A number of other factors are likely to prevent inbound tourism recovery to pre-COVID levels even by the end of 2021. These include the economic situation, with demand hit by unemployment and fiscal tightening; new behavioural habits affecting leisure and business travel, both short and long term; potential loss of supply.

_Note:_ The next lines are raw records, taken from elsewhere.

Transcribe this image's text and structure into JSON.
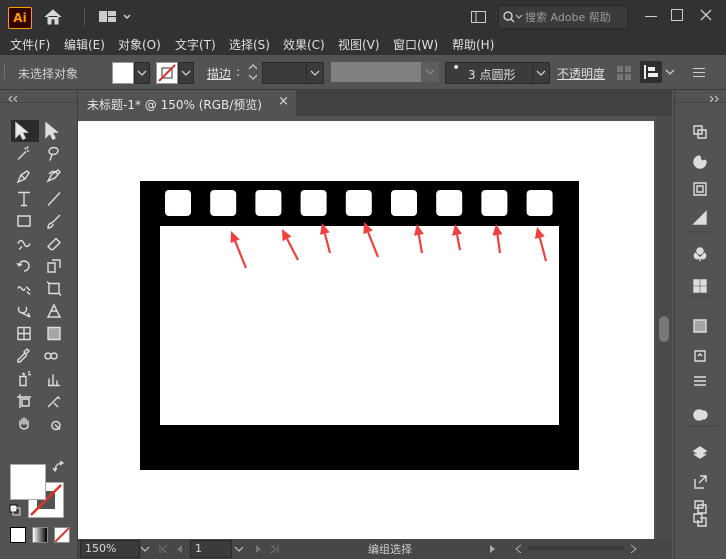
{
  "app": {
    "logo": "Ai"
  },
  "search": {
    "placeholder": "搜索 Adobe 帮助"
  },
  "menu": [
    "文件(F)",
    "编辑(E)",
    "对象(O)",
    "文字(T)",
    "选择(S)",
    "效果(C)",
    "视图(V)",
    "窗口(W)",
    "帮助(H)"
  ],
  "control": {
    "selection_label": "未选择对象",
    "stroke_label": "描边",
    "stroke_colon": ":",
    "brush_label": "3 点圆形",
    "opacity_label": "不透明度"
  },
  "document": {
    "tab_title": "未标题-1* @ 150% (RGB/预览)",
    "close": "×"
  },
  "status": {
    "zoom": "150%",
    "artboard": "1",
    "tool_status": "编组选择"
  },
  "artwork": {
    "sprocket_holes": 9,
    "arrows": 8,
    "film_color": "#000000",
    "arrow_color": "#f04040"
  },
  "colors": {
    "dark_bar": "#323232",
    "panel": "#535353",
    "accent_red": "#e03030"
  },
  "icons": {
    "left_tools": [
      "selection-icon",
      "direct-selection-icon",
      "magic-wand-icon",
      "lasso-icon",
      "pen-icon",
      "curvature-icon",
      "type-icon",
      "line-icon",
      "rectangle-icon",
      "paintbrush-icon",
      "shaper-icon",
      "eraser-icon",
      "rotate-icon",
      "scale-icon",
      "warp-icon",
      "free-transform-icon",
      "shape-builder-icon",
      "perspective-icon",
      "mesh-icon",
      "gradient-icon",
      "eyedropper-icon",
      "blend-icon",
      "symbol-sprayer-icon",
      "column-graph-icon",
      "artboard-icon",
      "slice-icon",
      "hand-icon",
      "zoom-icon"
    ],
    "right_panels": [
      "transform-panel-icon",
      "color-panel-icon",
      "swatches-panel-icon",
      "color-guide-icon",
      "symbols-icon",
      "graphic-styles-icon",
      "gradient-panel-icon",
      "export-icon",
      "align-icon",
      "appearance-icon",
      "layers-icon",
      "asset-export-icon",
      "artboards-icon",
      "links-icon"
    ]
  }
}
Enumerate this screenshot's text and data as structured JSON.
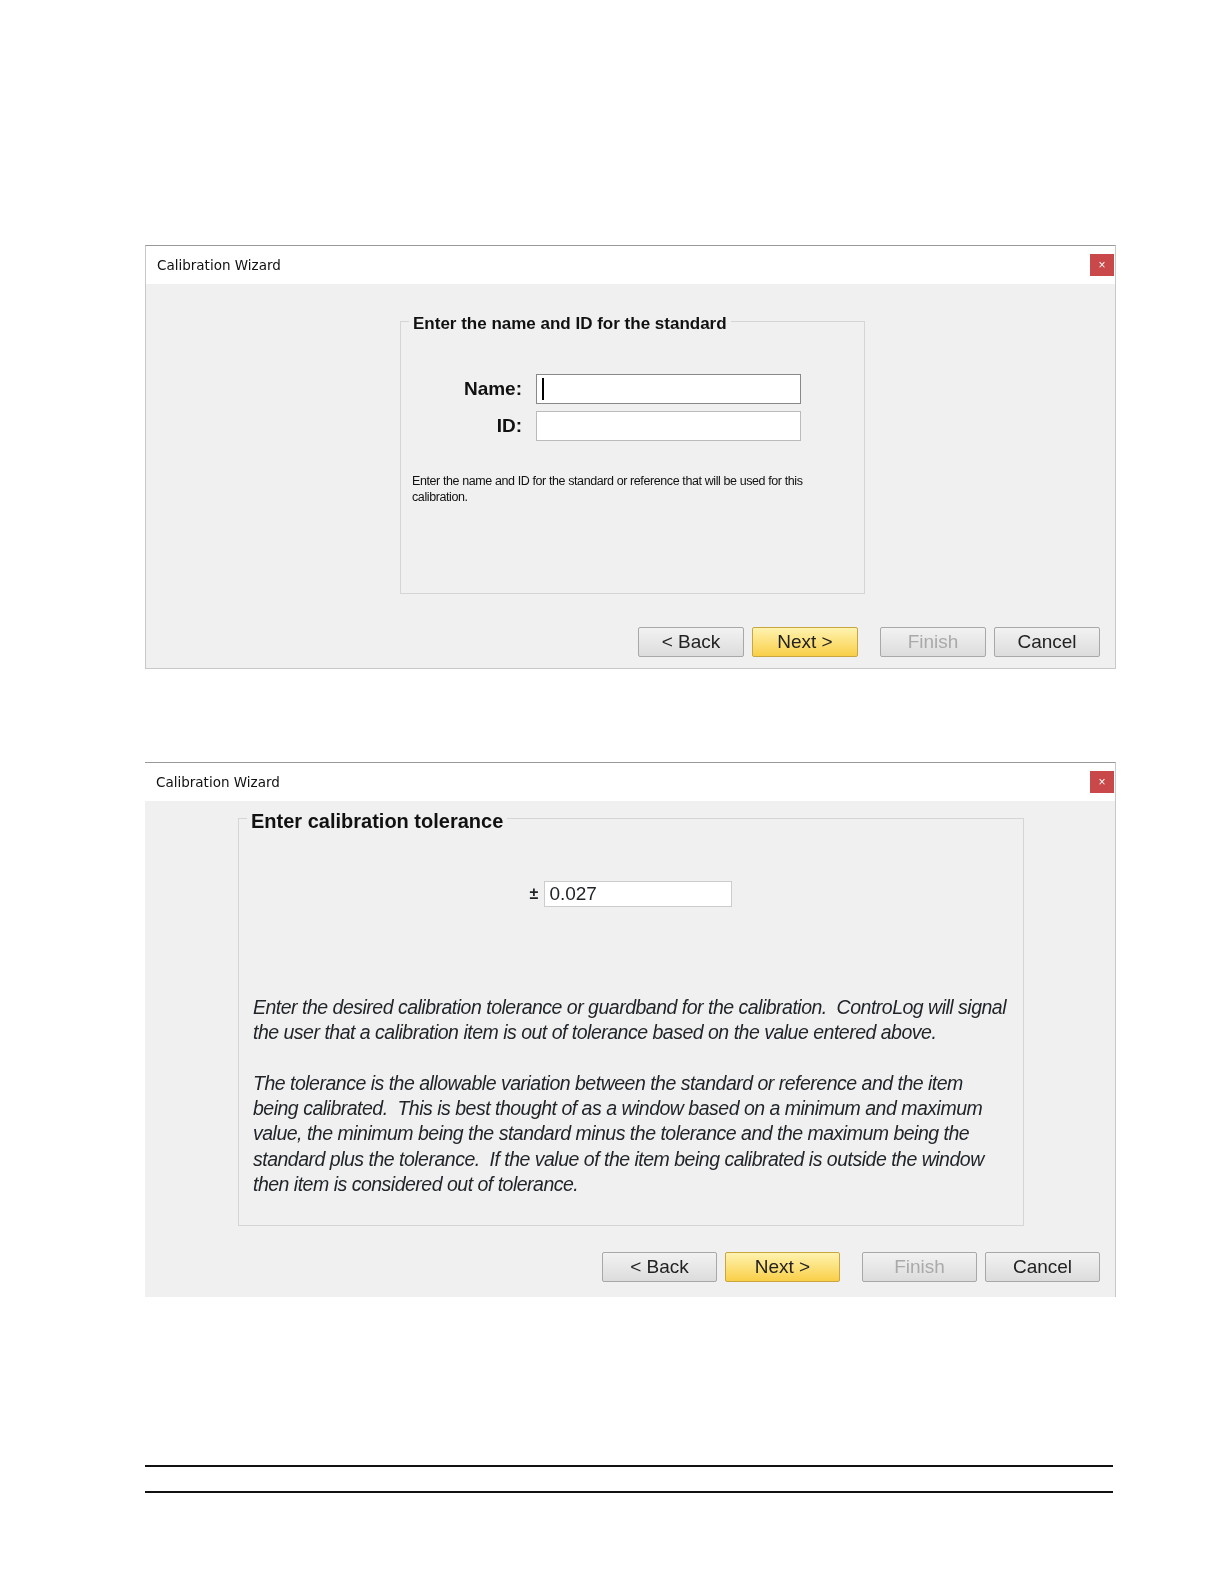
{
  "dialogs": [
    {
      "title": "Calibration Wizard",
      "close": "×",
      "kind": "labeled",
      "group_title": "Enter the name and ID for the standard",
      "fields": [
        {
          "label": "Name:",
          "focused": true
        },
        {
          "label": "ID:",
          "focused": false
        }
      ],
      "help": [
        "Enter the name and ID for the standard or reference that will be used for this calibration."
      ],
      "buttons": [
        {
          "label": "< Back",
          "kind": "normal",
          "disabled": false
        },
        {
          "label": "Next >",
          "kind": "default",
          "disabled": false
        },
        {
          "label": "Finish",
          "kind": "normal",
          "disabled": true
        },
        {
          "label": "Cancel",
          "kind": "normal",
          "disabled": false
        }
      ]
    },
    {
      "title": "Calibration Wizard",
      "close": "×",
      "kind": "prefixed",
      "group_title": "Enter calibration tolerance",
      "fields": [
        {
          "label": "±",
          "value": "0.027",
          "focused": false
        }
      ],
      "help": [
        "Enter the desired calibration tolerance or guardband for the calibration.  ControLog will signal the user that a calibration item is out of tolerance based on the value entered above.",
        "The tolerance is the allowable variation between the standard or reference and the item being calibrated.  This is best thought of as a window based on a minimum and maximum value, the minimum being the standard minus the tolerance and the maximum being the standard plus the tolerance.  If the value of the item being calibrated is outside the window then item is considered out of tolerance."
      ],
      "buttons": [
        {
          "label": "< Back",
          "kind": "normal",
          "disabled": false
        },
        {
          "label": "Next >",
          "kind": "default",
          "disabled": false
        },
        {
          "label": "Finish",
          "kind": "normal",
          "disabled": true
        },
        {
          "label": "Cancel",
          "kind": "normal",
          "disabled": false
        }
      ]
    }
  ]
}
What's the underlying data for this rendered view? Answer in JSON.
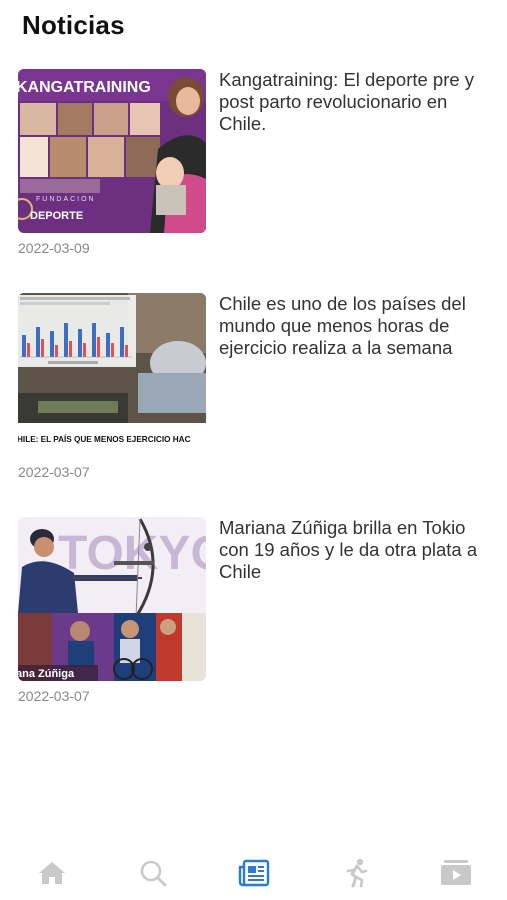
{
  "header": {
    "title": "Noticias"
  },
  "news": [
    {
      "headline": "Kangatraining: El deporte pre y post parto revolucionario en Chile.",
      "date": "2022-03-09",
      "thumb_text_top": "KANGATRAINING",
      "thumb_text_small": "FUNDACION",
      "thumb_text_bottom": "DEPORTE"
    },
    {
      "headline": "Chile es uno de los países del mundo que menos horas de ejercicio realiza a la semana",
      "date": "2022-03-07",
      "thumb_caption": "HILE: EL PAÍS QUE MENOS EJERCICIO HAC"
    },
    {
      "headline": "Mariana Zúñiga brilla en Tokio con 19 años y le da otra plata a Chile",
      "date": "2022-03-07",
      "thumb_bg_text": "TOKYO",
      "thumb_caption": "ana Zúñiga"
    }
  ],
  "tabbar": {
    "tabs": [
      {
        "name": "home",
        "icon": "home-icon"
      },
      {
        "name": "search",
        "icon": "search-icon"
      },
      {
        "name": "news",
        "icon": "newspaper-icon",
        "active": true
      },
      {
        "name": "sports",
        "icon": "runner-icon"
      },
      {
        "name": "videos",
        "icon": "video-icon"
      }
    ],
    "active_color": "#2a7bd6",
    "inactive_color": "#c9c9c9"
  }
}
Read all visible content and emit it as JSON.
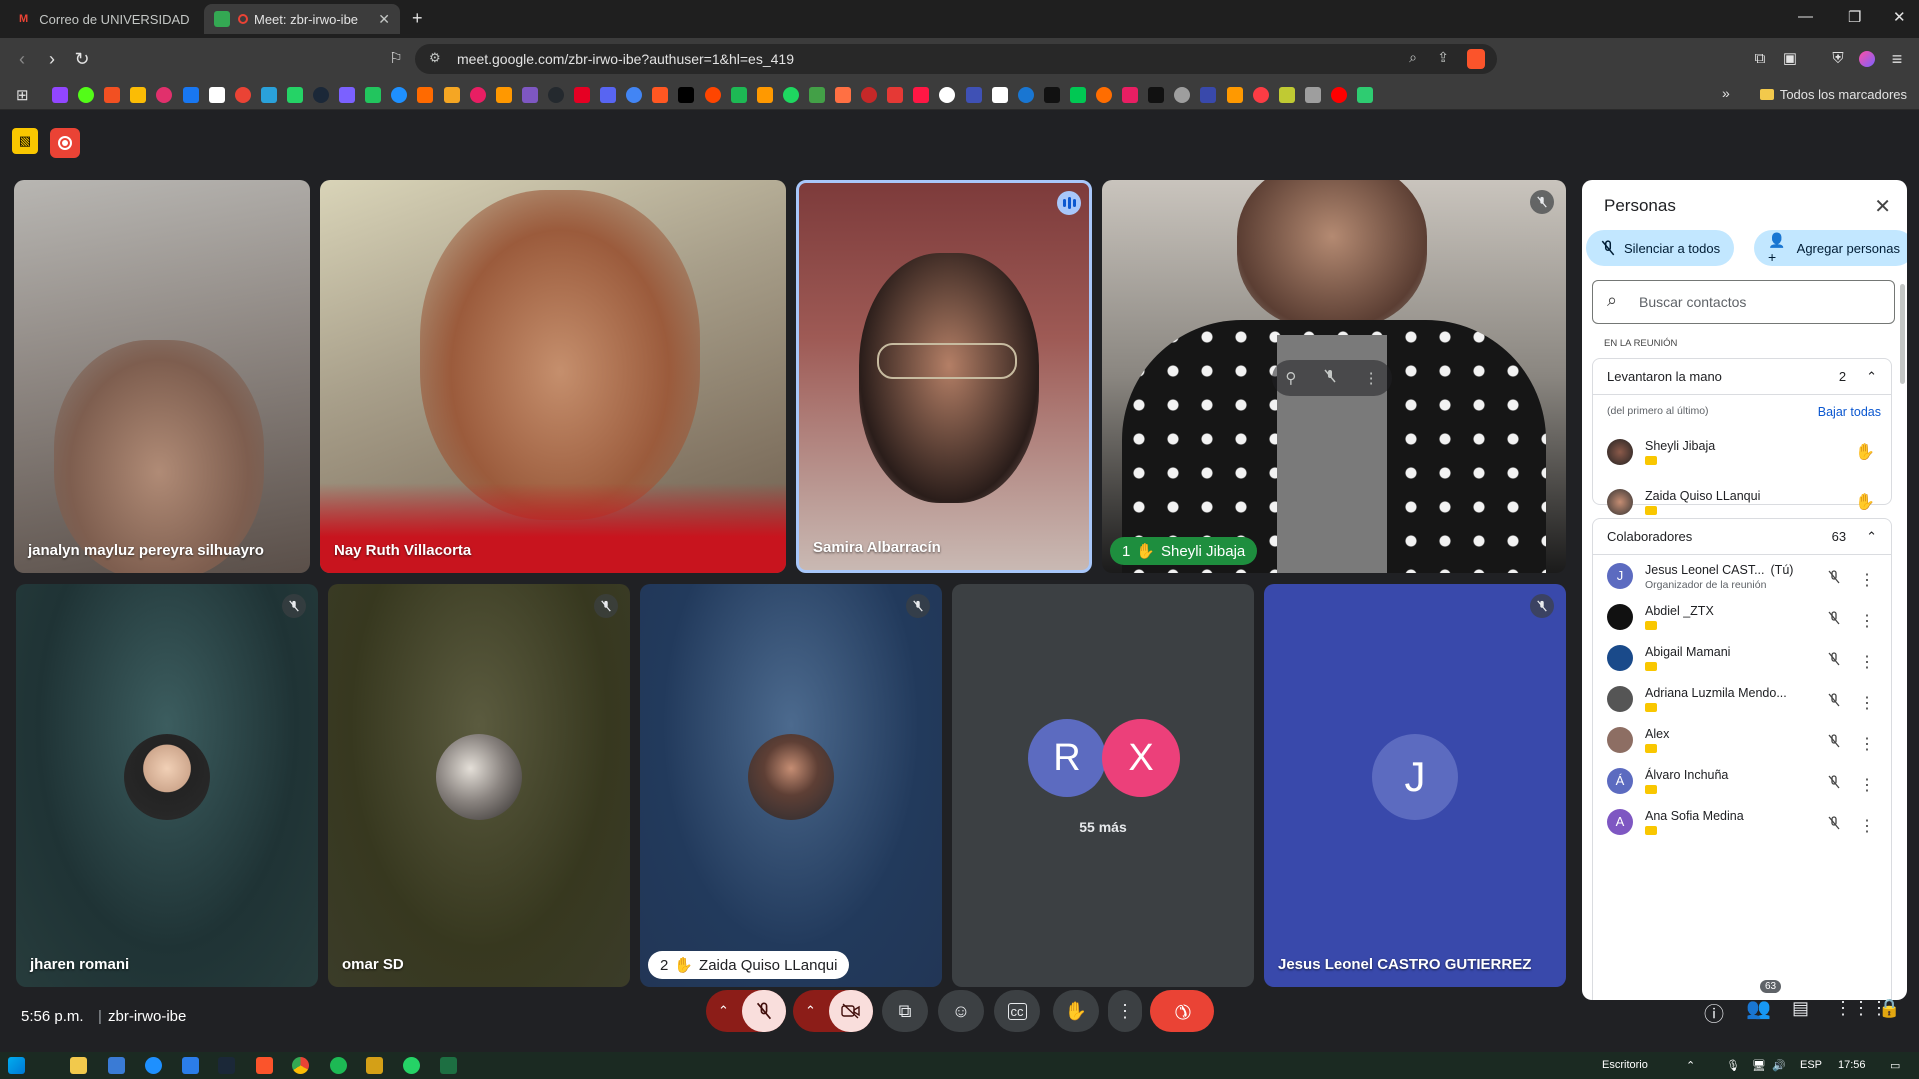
{
  "colors": {
    "meet_bg": "#202124",
    "panel_bg": "#ffffff",
    "hangup": "#ea4335",
    "mic_off": "#f9dedc",
    "pill": "#c2e7ff",
    "link": "#0b57d0",
    "hand_chip": "#1e8e3e"
  },
  "browser": {
    "tabs": [
      {
        "label": "Correo de UNIVERSIDAD PRIVADA DE",
        "icon": "gmail-icon"
      },
      {
        "label": "Meet: zbr-irwo-ibe",
        "icon": "meet-icon"
      }
    ],
    "url": "meet.google.com/zbr-irwo-ibe?authuser=1&hl=es_419",
    "all_bookmarks": "Todos los marcadores"
  },
  "tiles": {
    "top": [
      {
        "name": "janalyn mayluz pereyra silhuayro"
      },
      {
        "name": "Nay Ruth Villacorta"
      },
      {
        "name": "Samira Albarracín"
      },
      {
        "name": "Sheyli Jibaja",
        "hand": "1"
      }
    ],
    "bottom": [
      {
        "name": "jharen romani"
      },
      {
        "name": "omar SD"
      },
      {
        "name": "Zaida Quiso LLanqui",
        "hand": "2"
      },
      {
        "more": "55 más",
        "a1": "R",
        "a2": "X"
      },
      {
        "name": "Jesus Leonel CASTRO GUTIERREZ",
        "initial": "J"
      }
    ]
  },
  "panel": {
    "title": "Personas",
    "mute_all": "Silenciar a todos",
    "add_people": "Agregar personas",
    "search_placeholder": "Buscar contactos",
    "in_meeting": "EN LA REUNIÓN",
    "raised": {
      "label": "Levantaron la mano",
      "count": "2",
      "order": "(del primero al último)",
      "lower_all": "Bajar todas",
      "people": [
        "Sheyli Jibaja",
        "Zaida Quiso LLanqui"
      ]
    },
    "collab": {
      "label": "Colaboradores",
      "count": "63",
      "people": [
        {
          "name": "Jesus Leonel CAST...",
          "you": "(Tú)",
          "sub": "Organizador de la reunión",
          "initial": "J",
          "color": "#5c6bc0"
        },
        {
          "name": "Abdiel _ZTX",
          "initial": "",
          "color": "#111111"
        },
        {
          "name": "Abigail Mamani",
          "initial": "",
          "color": "#1a4a8a"
        },
        {
          "name": "Adriana Luzmila Mendo...",
          "initial": "",
          "color": "#555555"
        },
        {
          "name": "Alex",
          "initial": "",
          "color": "#8d6e63"
        },
        {
          "name": "Álvaro Inchuña",
          "initial": "Á",
          "color": "#5c6bc0"
        },
        {
          "name": "Ana Sofia Medina",
          "initial": "A",
          "color": "#7e57c2"
        }
      ]
    }
  },
  "bottom": {
    "time": "5:56 p.m.",
    "code": "zbr-irwo-ibe",
    "people_badge": "63"
  },
  "taskbar": {
    "desktop": "Escritorio",
    "lang": "ESP",
    "clock": "17:56"
  }
}
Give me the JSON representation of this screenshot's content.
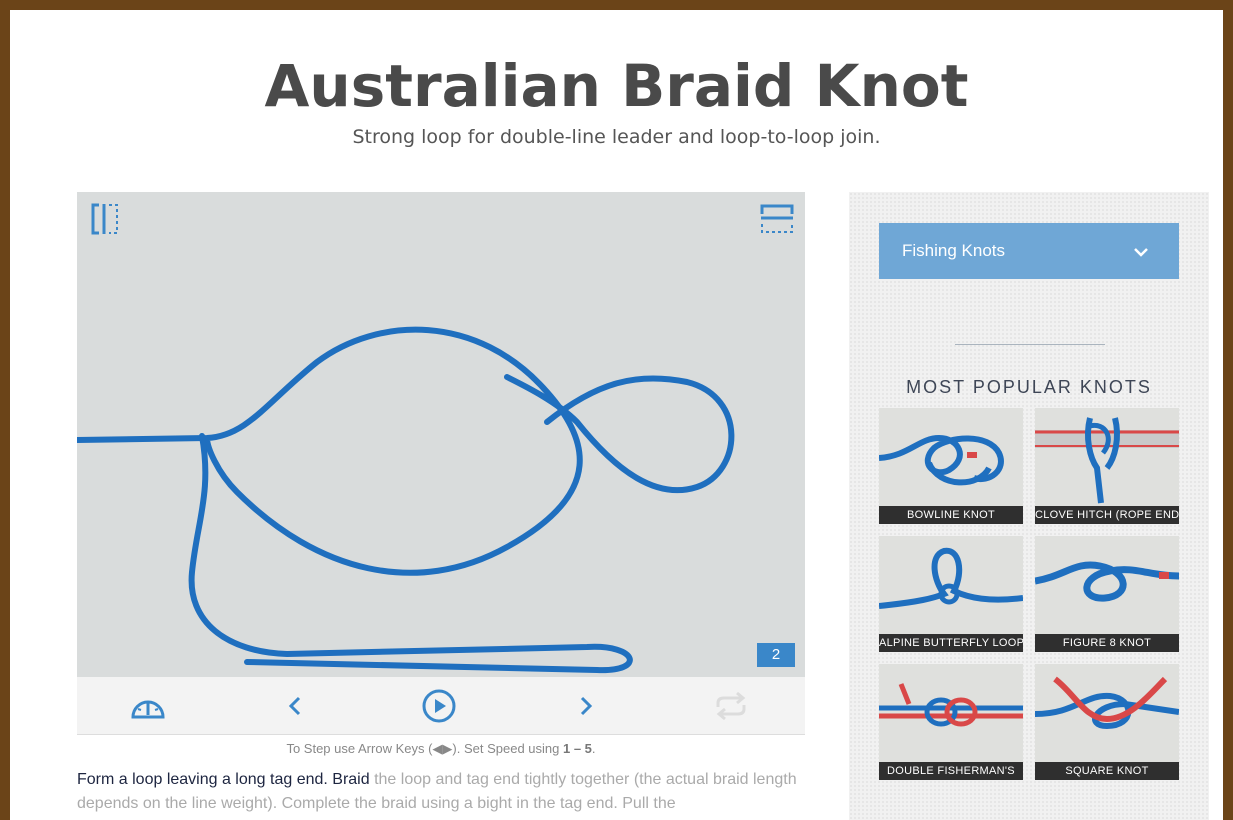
{
  "header": {
    "title": "Australian Braid Knot",
    "subtitle": "Strong loop for double-line leader and loop-to-loop join."
  },
  "player": {
    "step": "2",
    "toolbar_icons": [
      "split-view-icon",
      "fullscreen-icon"
    ],
    "control_icons": [
      "speed-gauge-icon",
      "chevron-left-icon",
      "play-icon",
      "chevron-right-icon",
      "repeat-icon"
    ],
    "hint": {
      "part1": "To Step use Arrow Keys (",
      "part2": "). Set Speed using ",
      "keys": "1 – 5",
      "end": "."
    },
    "colors": {
      "rope": "#1f6fbf",
      "background": "#d9dcdc",
      "accent": "#3a87c9"
    }
  },
  "description": {
    "highlight": "Form a loop leaving a long tag end. Braid",
    "rest": " the loop and tag end tightly together (the actual braid length depends on the line weight). Complete the braid using a bight in the tag end. Pull the"
  },
  "sidebar": {
    "category_select": "Fishing Knots",
    "popular_heading": "MOST POPULAR KNOTS",
    "knots": [
      {
        "label": "BOWLINE KNOT"
      },
      {
        "label": "CLOVE HITCH (ROPE END)"
      },
      {
        "label": "ALPINE BUTTERFLY LOOP"
      },
      {
        "label": "FIGURE 8 KNOT"
      },
      {
        "label": "DOUBLE FISHERMAN'S"
      },
      {
        "label": "SQUARE KNOT"
      }
    ],
    "colors": {
      "dropdown": "#6fa7d6",
      "caption_bg": "#2f2f2f"
    }
  }
}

Forecasting at this time is difficult, given the fast-moving situation and the unique circumstances. Events are moving fast during the COVID-19 pandemic and the outlook can change daily. We stress that this central scenario is merely one possible outturn and involves several assumptions and simplifications due to the fast-moving and uncertain situation. VisitBritain’s new central scenario forecasts above for full year 2020 and 2021 therefore reflect a snapshot in time based on current understanding and a set of assumptions. Subsequent developments could change the outlook. We will revise this forecast a number of times during 2021.

 

 

 

 

Domestic outlook for Britain in 2020 and 2021 (last updated December 14th):

VisitBritain have also run a domestic tourism forecast. As with our inbound forecast, this represents a snapshot in time and makes a number of assumptions to provide an estimate of impact. Subsequent developments could change the outlook.

The forecast models each of the four journey purposes for overnight tourism (holidays, business, visiting friends and relatives and miscellaneous journeys), and 17 categories of spending for leisure day trips, separately.

2020 forecast: We have forecast a central scenario for Britain of £34.4 billion in domestic tourism spending in 2020, down 62% compared to 2019 when spending by domestic tourists in Britain was £91.6bn. This comprises £9.9bn from overnight tourism, down from £24.7bn in 2019, and £24.6bn from day trips, down from £67.0bn in 2019. In total, this represents a loss of £57.2bn (£14.7bn from overnights and £42.4bn from leisure day trips). The 2020 forecast is for a decline of 60% for overnights and 63% for leisure day trips, although with different pattern of recovery. While some categories of day trips started to recover first, others were still very limited.

2021 forecast: Our forecast is for a recovery to £61.7bn in domestic tourism spending in 2021; this is up 79% compared to 2020 but still only 67% of the level of spending seen in 2019. We are forecasting £18.0bn in domestic overnight tourism spending (82% growth on 2020 but 73% of the 2019 level) and £44.6bn in leisure day trip spending (82% growth on 2020 and 67% of the 2019 level).

As with our inbound forecast, this is a short-term forecast that describes one possible outturn and involves many assumptions and simplifications due to the fast-moving and uncertain situation; it is therefore subject to revision. The forecast assumes a slow recovery in early 2021 before a step change in the spring as restrictions ease and confidence returns, followed by a gradual recovery throughout the rest of the year and beyond. Medical assumptions are as per the inbound forecast. By the end of 2021 we do not expect that we will be back to pre-COVID levels of spending in any domestic tourism journey purpose or activity type, although we are forecasting that by the end of the year the value of spending will be back to 84% of 2019 levels.